By Lucy Costa, Advocate with the Empowerment Council
I support the Ontario Human Rights Commission (OHRC) policy and in fact, I support any and all avenues that discuss the rights of people with psychiatric disabilities and/or addictions – whether via the Ontario Human Rights Code or the Charter of Rights and Freedoms, the Accessibility for Ontarians with Disabilities Act or the CAMH Bill of Client Rights (pdf).
- Rights processes unsettle the status quo, they defeat denial by challenging powerful institutions or practices that entrench prejudice or inequality even in well-meaning individuals and organizations.
- The principle that one cannot be more or less human than any another member of our society is the most unprecedented act of love and equality we can all aspire to.

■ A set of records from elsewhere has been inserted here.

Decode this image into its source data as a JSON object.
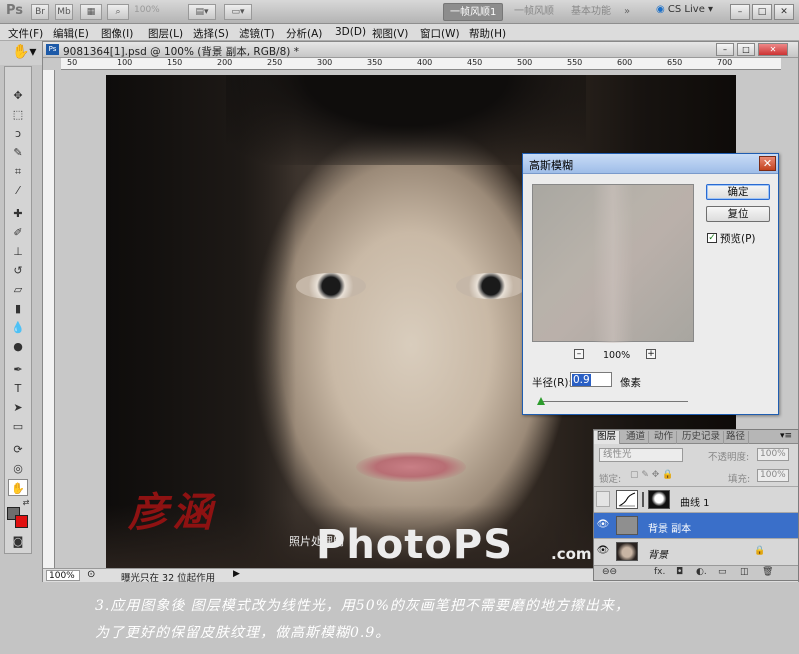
{
  "app": {
    "logo": "Ps",
    "zoom": "100%",
    "workspaces": [
      "一帧风顺1",
      "一帧风顺",
      "基本功能"
    ],
    "cs_live": "CS Live"
  },
  "menu": [
    "文件(F)",
    "编辑(E)",
    "图像(I)",
    "图层(L)",
    "选择(S)",
    "滤镜(T)",
    "分析(A)",
    "3D(D)",
    "视图(V)",
    "窗口(W)",
    "帮助(H)"
  ],
  "document": {
    "title": "9081364[1].psd @ 100% (背景 副本, RGB/8) *",
    "ruler_ticks": [
      "50",
      "100",
      "150",
      "200",
      "250",
      "300",
      "350",
      "400",
      "450",
      "500",
      "550",
      "600",
      "650",
      "700"
    ],
    "zoom": "100%",
    "status": "曝光只在 32 位起作用"
  },
  "image": {
    "signature": "彦涵",
    "watermark_small": "照片处理网",
    "watermark_big": "PhotoPS",
    "watermark_tld": ".com"
  },
  "dialog": {
    "title": "高斯模糊",
    "ok_label": "确定",
    "reset_label": "复位",
    "preview_label": "预览(P)",
    "zoom_pct": "100%",
    "radius_label": "半径(R):",
    "radius_value": "0.9",
    "radius_unit": "像素"
  },
  "layers_panel": {
    "tabs": [
      "图层",
      "通道",
      "动作",
      "历史记录",
      "路径"
    ],
    "blend_mode": "线性光",
    "opacity_label": "不透明度:",
    "opacity": "100%",
    "lock_label": "锁定:",
    "fill_label": "填充:",
    "fill": "100%",
    "layers": [
      {
        "name": "曲线 1",
        "visible": false,
        "selected": false
      },
      {
        "name": "背景 副本",
        "visible": true,
        "selected": true
      },
      {
        "name": "背景",
        "visible": true,
        "selected": false,
        "locked": true
      }
    ]
  },
  "caption": {
    "line1": "3.应用图象後 图层模式改为线性光，用50%的灰画笔把不需要磨的地方擦出来，",
    "line2": "为了更好的保留皮肤纹理，做高斯模糊0.9。"
  }
}
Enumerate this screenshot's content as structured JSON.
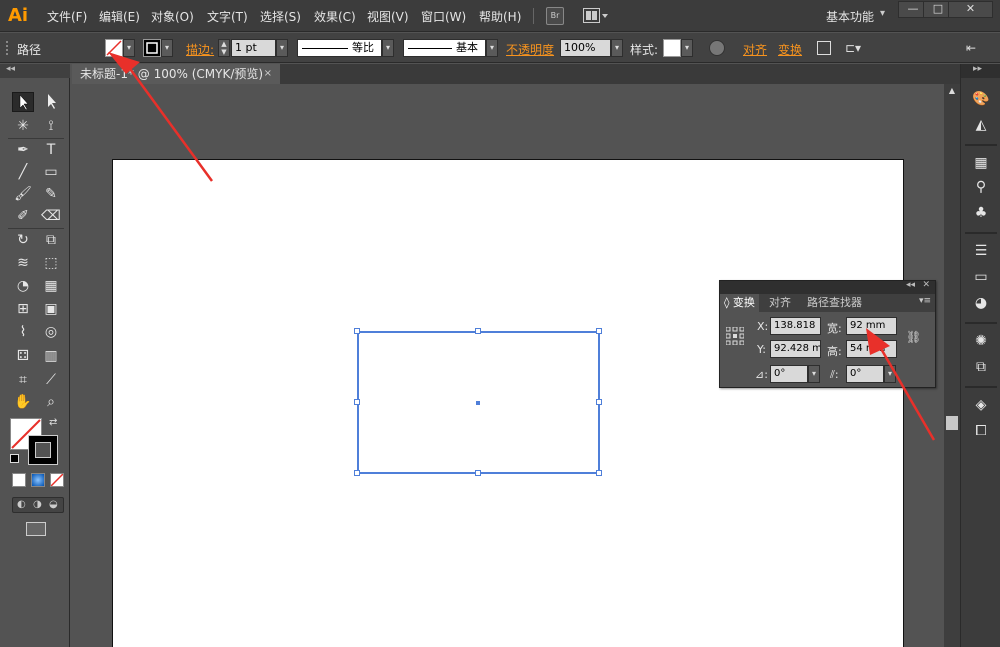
{
  "app": {
    "logo": "Ai",
    "workspace": "基本功能"
  },
  "menu": [
    "文件(F)",
    "编辑(E)",
    "对象(O)",
    "文字(T)",
    "选择(S)",
    "效果(C)",
    "视图(V)",
    "窗口(W)",
    "帮助(H)"
  ],
  "menubar": {
    "bridge": "Br"
  },
  "window_controls": {
    "minimize": "—",
    "restore": "□",
    "close": "✕"
  },
  "control": {
    "object_type": "路径",
    "stroke_label": "描边:",
    "stroke_weight": "1 pt",
    "profile_uniform": "等比",
    "brush_basic": "基本",
    "opacity_label": "不透明度",
    "opacity_value": "100%",
    "style_label": "样式:",
    "align_label": "对齐",
    "transform_label": "变换"
  },
  "document": {
    "tab_title": "未标题-1* @ 100% (CMYK/预览)",
    "close": "×"
  },
  "transform_panel": {
    "tabs": [
      "◊ 变换",
      "对齐",
      "路径查找器"
    ],
    "x_label": "X:",
    "x_value": "138.818",
    "y_label": "Y:",
    "y_value": "92.428 m",
    "w_label": "宽:",
    "w_value": "92 mm",
    "h_label": "高:",
    "h_value": "54 mm",
    "rotate_value": "0°",
    "shear_value": "0°"
  },
  "colors": {
    "accent_orange": "#f7931e",
    "selection_blue": "#4f7fd9",
    "annotation_red": "#e8302a"
  }
}
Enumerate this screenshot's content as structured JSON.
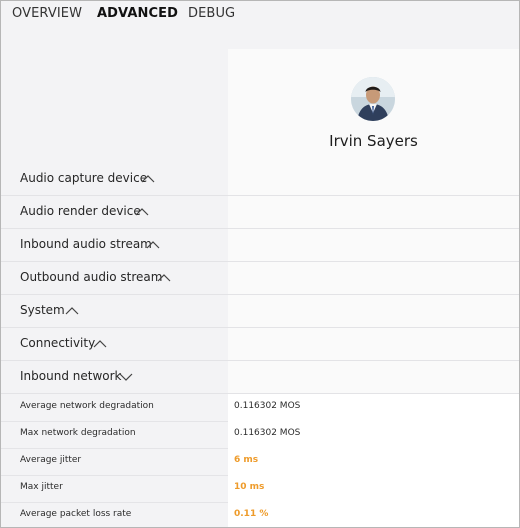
{
  "tabs": [
    {
      "label": "OVERVIEW"
    },
    {
      "label": "ADVANCED"
    },
    {
      "label": "DEBUG"
    }
  ],
  "participant": {
    "name": "Irvin Sayers"
  },
  "sections": [
    {
      "label": "Audio capture device",
      "state": "collapsed",
      "icon": "chevron-up-icon"
    },
    {
      "label": "Audio render device",
      "state": "collapsed",
      "icon": "chevron-up-icon"
    },
    {
      "label": "Inbound audio stream",
      "state": "collapsed",
      "icon": "chevron-up-icon"
    },
    {
      "label": "Outbound audio stream",
      "state": "collapsed",
      "icon": "chevron-up-icon"
    },
    {
      "label": "System",
      "state": "collapsed",
      "icon": "chevron-up-icon"
    },
    {
      "label": "Connectivity",
      "state": "collapsed",
      "icon": "chevron-up-icon"
    },
    {
      "label": "Inbound network",
      "state": "expanded",
      "icon": "chevron-down-icon"
    }
  ],
  "metrics": [
    {
      "label": "Average network degradation",
      "value": "0.116302 MOS",
      "status": "normal"
    },
    {
      "label": "Max network degradation",
      "value": "0.116302 MOS",
      "status": "normal"
    },
    {
      "label": "Average jitter",
      "value": "6 ms",
      "status": "warning"
    },
    {
      "label": "Max jitter",
      "value": "10 ms",
      "status": "warning"
    },
    {
      "label": "Average packet loss rate",
      "value": "0.11 %",
      "status": "warning"
    }
  ],
  "colors": {
    "warning": "#ee9b2a",
    "background": "#f3f3f5",
    "value_background": "#ffffff"
  }
}
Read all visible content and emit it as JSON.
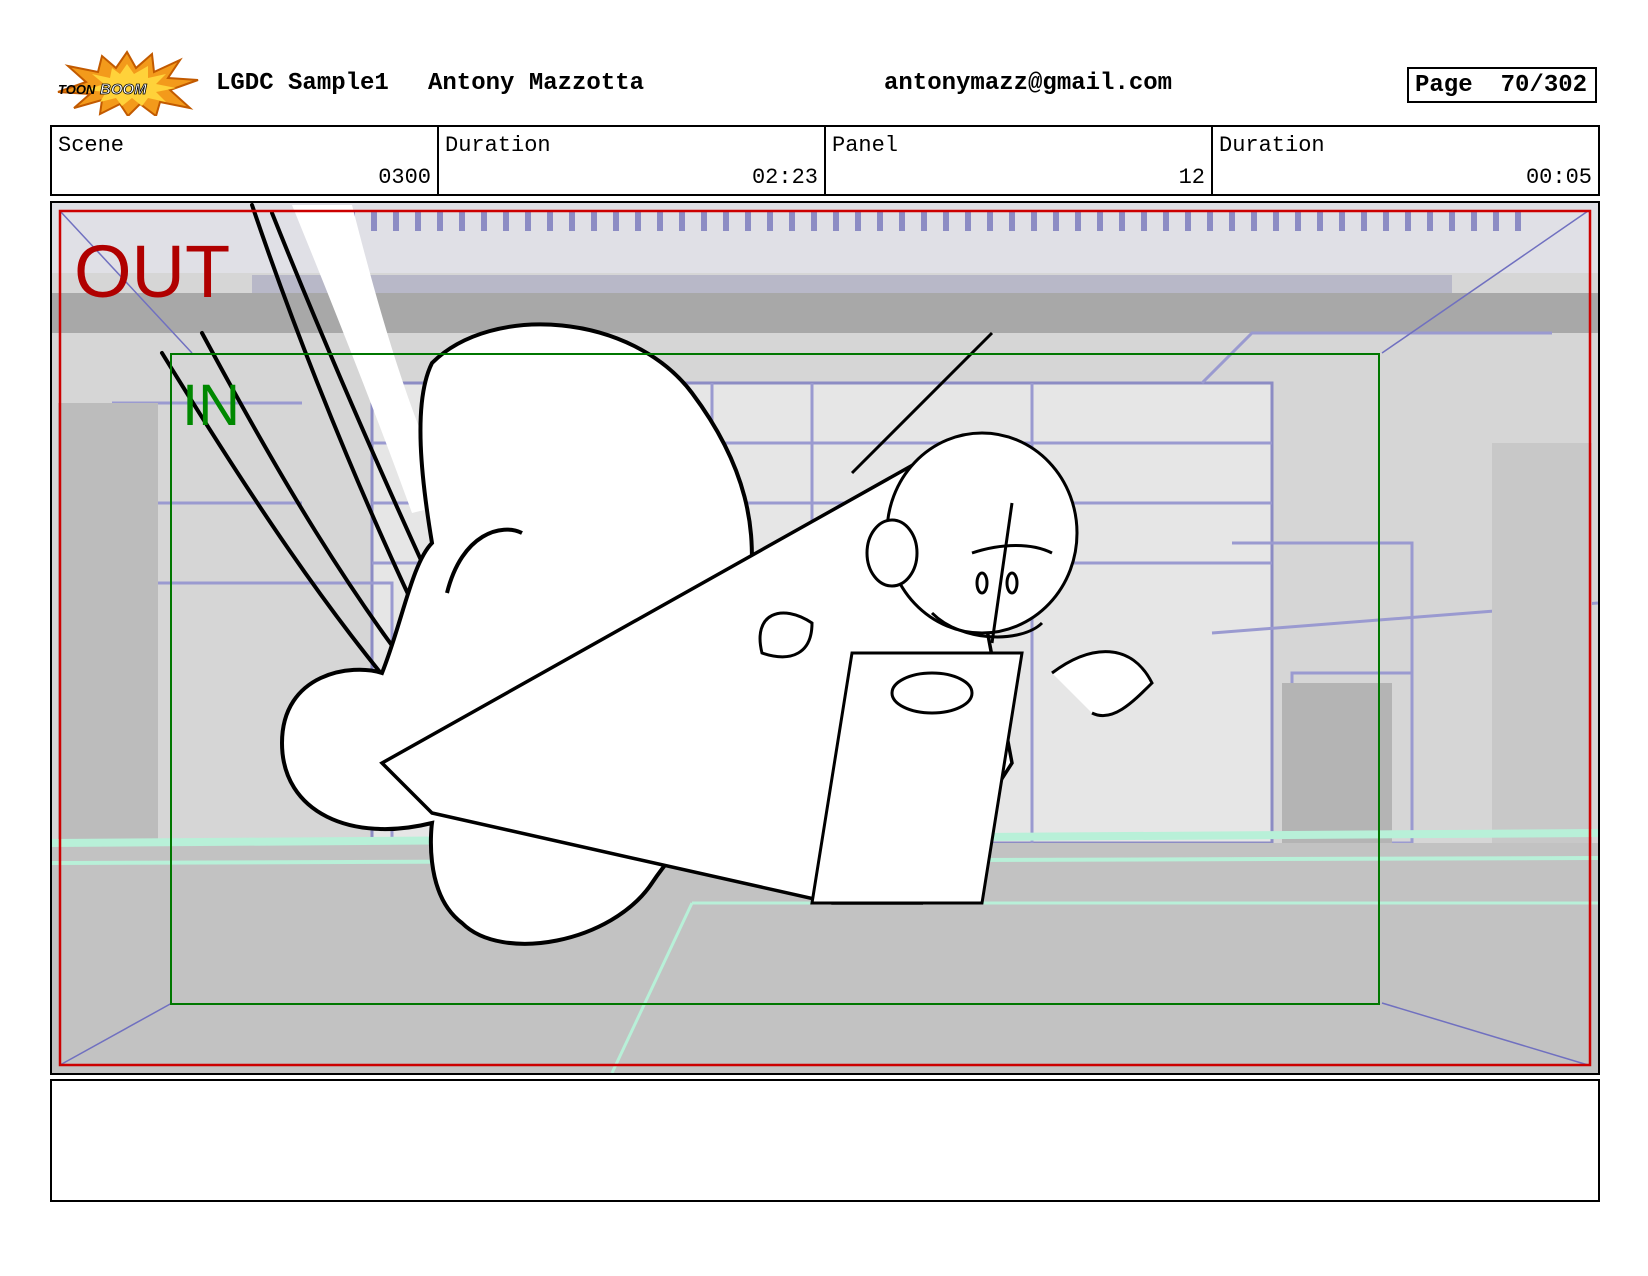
{
  "header": {
    "logo_text": "TOON BOOM",
    "project": "LGDC Sample1",
    "author": "Antony Mazzotta",
    "email": "antonymazz@gmail.com",
    "page_label": "Page",
    "page_number": "70/302"
  },
  "info": {
    "scene_label": "Scene",
    "scene_value": "0300",
    "scene_duration_label": "Duration",
    "scene_duration_value": "02:23",
    "panel_label": "Panel",
    "panel_value": "12",
    "panel_duration_label": "Duration",
    "panel_duration_value": "00:05"
  },
  "frame": {
    "out_label": "OUT",
    "in_label": "IN",
    "out_color": "#b00000",
    "in_color": "#008800"
  },
  "notes": {
    "text": ""
  }
}
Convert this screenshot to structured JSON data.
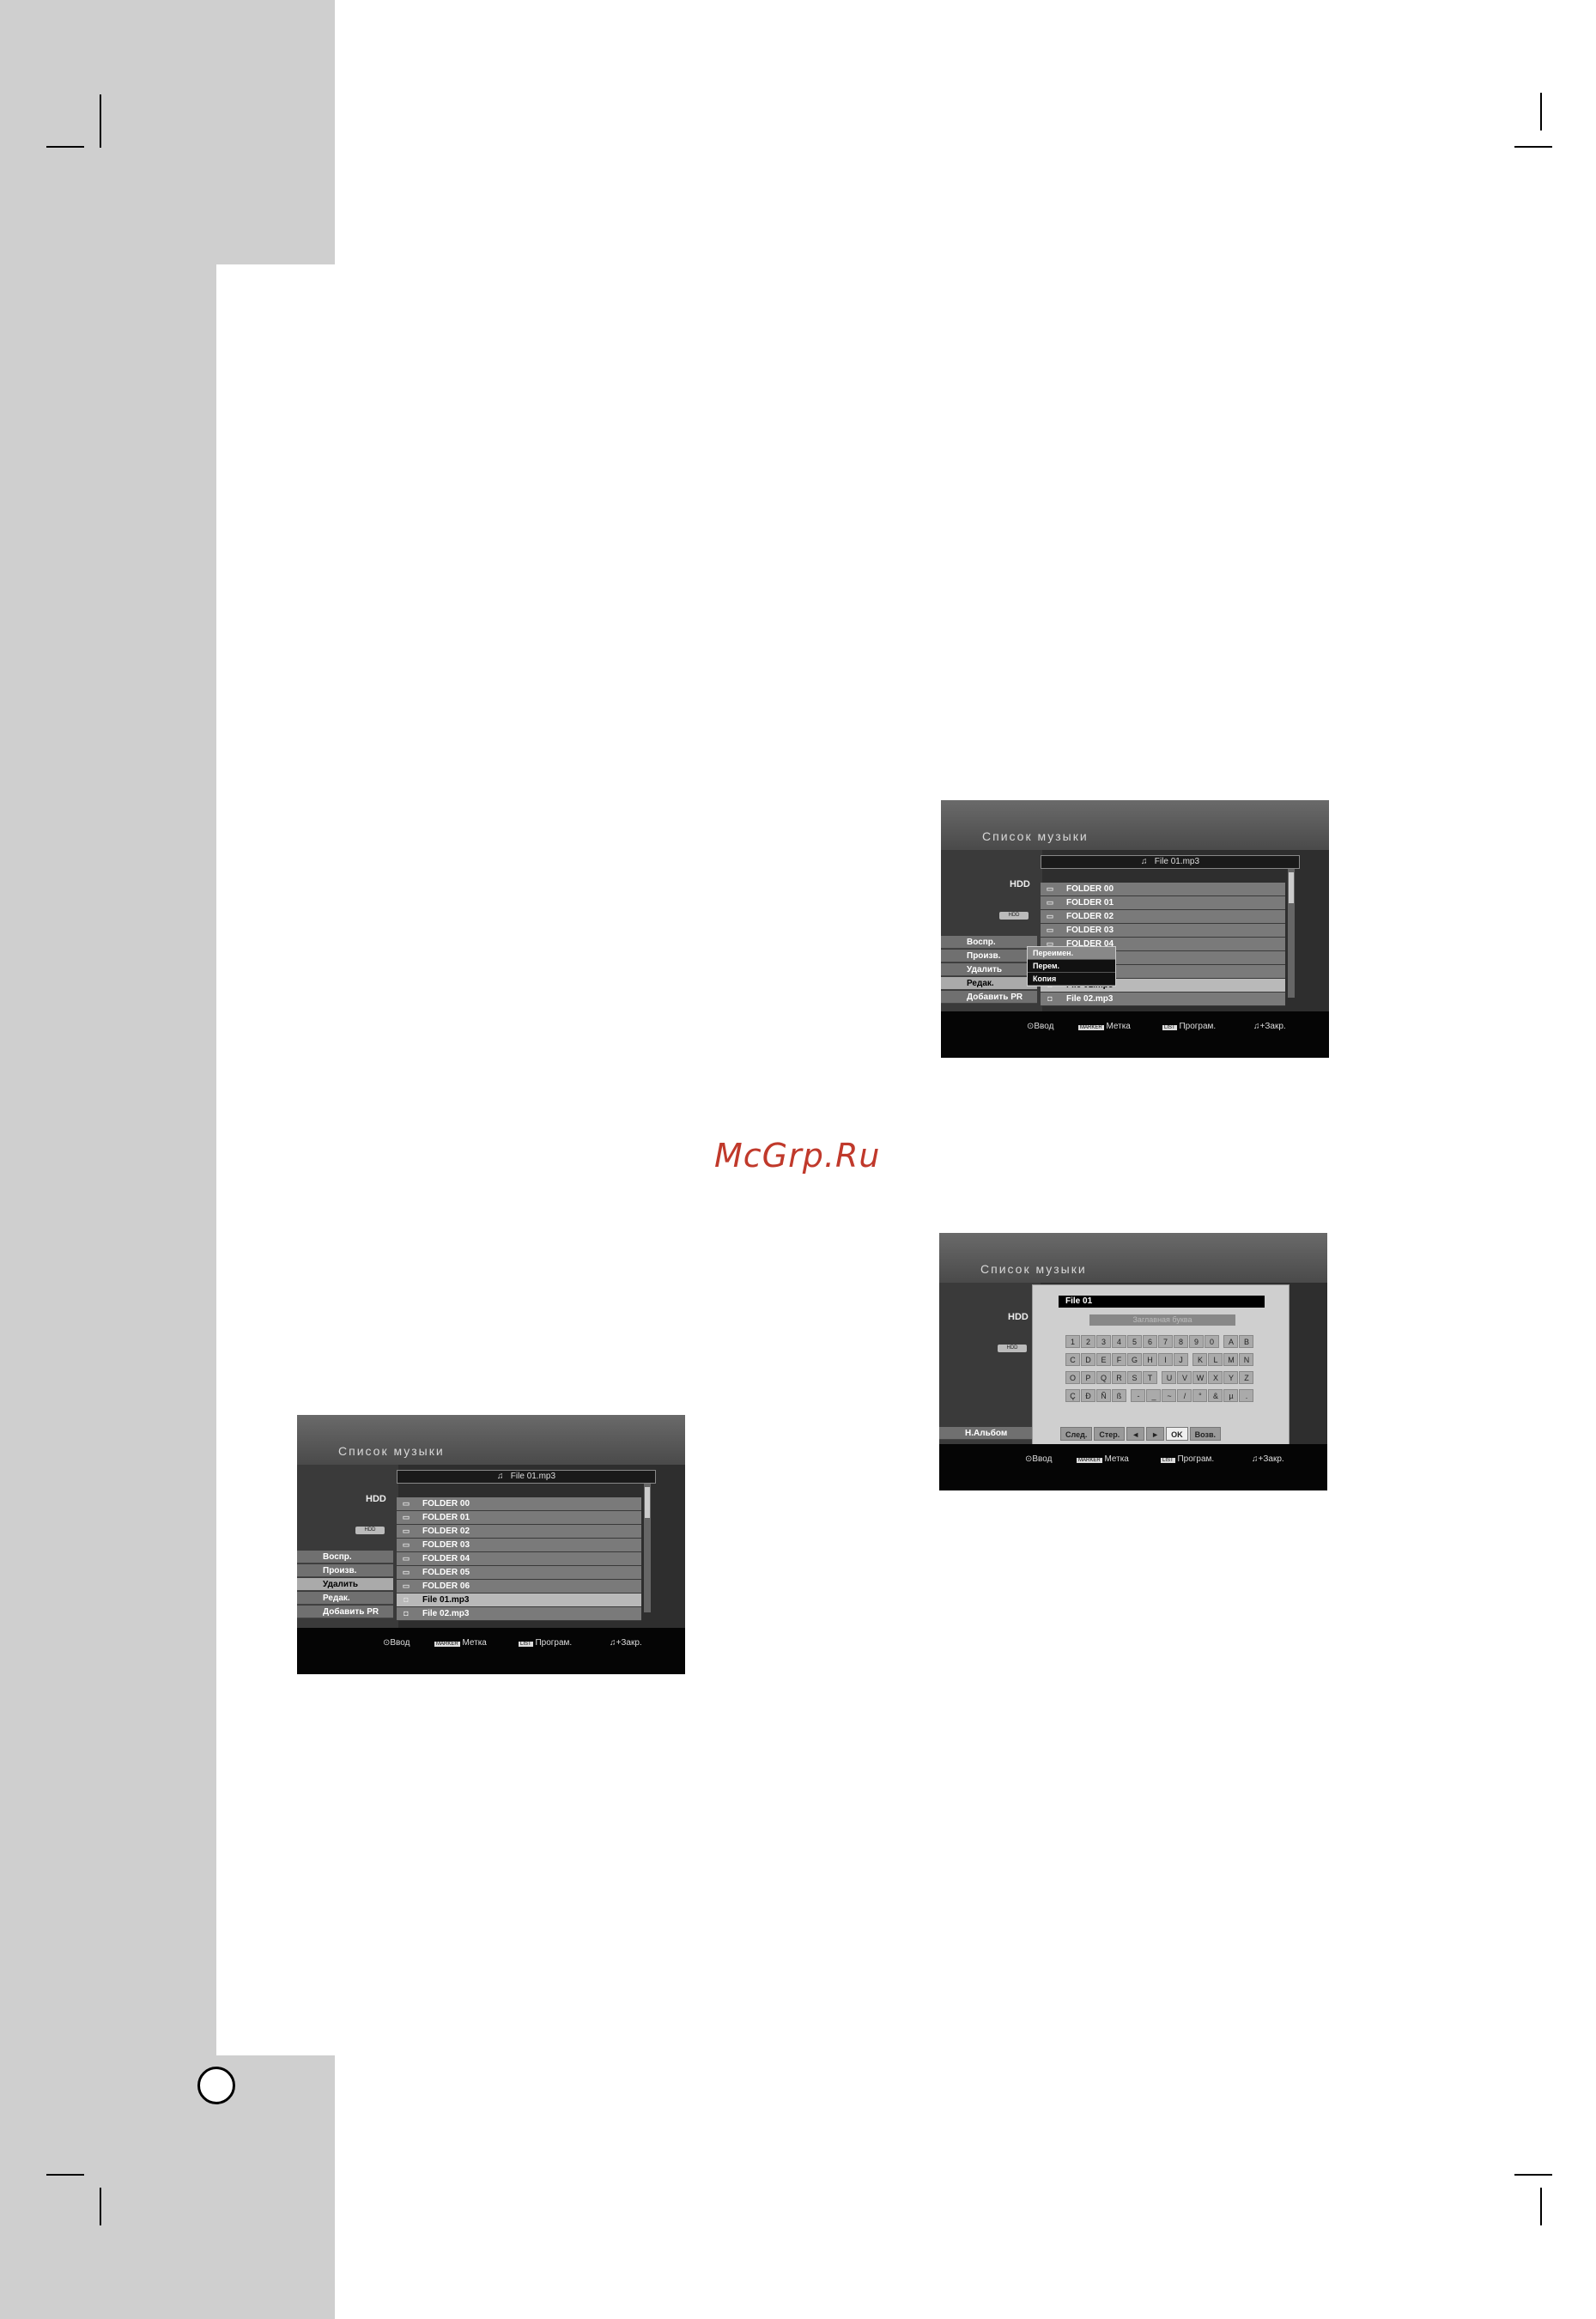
{
  "watermark": "McGrp.Ru",
  "screen": {
    "title": "Список музыки",
    "device": "HDD",
    "path": "File 01.mp3",
    "menu": [
      "Воспр.",
      "Произв.",
      "Удалить",
      "Редак.",
      "Добавить PR"
    ],
    "rows": [
      "FOLDER 00",
      "FOLDER 01",
      "FOLDER 02",
      "FOLDER 03",
      "FOLDER 04",
      "FOLDER 05",
      "FOLDER 06",
      "File 01.mp3",
      "File 02.mp3"
    ],
    "footer": {
      "enter": "Ввод",
      "mark": "Метка",
      "program": "Програм.",
      "close": "Закр."
    },
    "key_marker": "MARKER",
    "key_list": "LIST"
  },
  "popup": [
    "Переимен.",
    "Перем.",
    "Копия"
  ],
  "keyboard": {
    "input_value": "File 01",
    "charset": "Заглавная буква",
    "keys": [
      "1",
      "2",
      "3",
      "4",
      "5",
      "6",
      "7",
      "8",
      "9",
      "0",
      "A",
      "B",
      "C",
      "D",
      "E",
      "F",
      "G",
      "H",
      "I",
      "J",
      "K",
      "L",
      "M",
      "N",
      "O",
      "P",
      "Q",
      "R",
      "S",
      "T",
      "U",
      "V",
      "W",
      "X",
      "Y",
      "Z",
      "Ç",
      "Ð",
      "Ñ",
      "ß",
      "-",
      "_",
      "~",
      "/",
      "°",
      "&",
      "µ",
      "."
    ],
    "buttons": [
      "След.",
      "Стер.",
      "◄",
      "►",
      "OK",
      "Возв."
    ],
    "new_album": "Н.Альбом"
  }
}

As limited as legal instruments may be, I believe we shouldn’t succumb to a buffet of opposing arguments for example, that rights are a “hollow hope” or, that rights “have gone too far” in protecting clients from needed treatment. This only succeeds in obscuring the significance and meaning of dialogue that can occur through tribunals, lower and higher courts particularly for people who are otherwise rendered voiceless.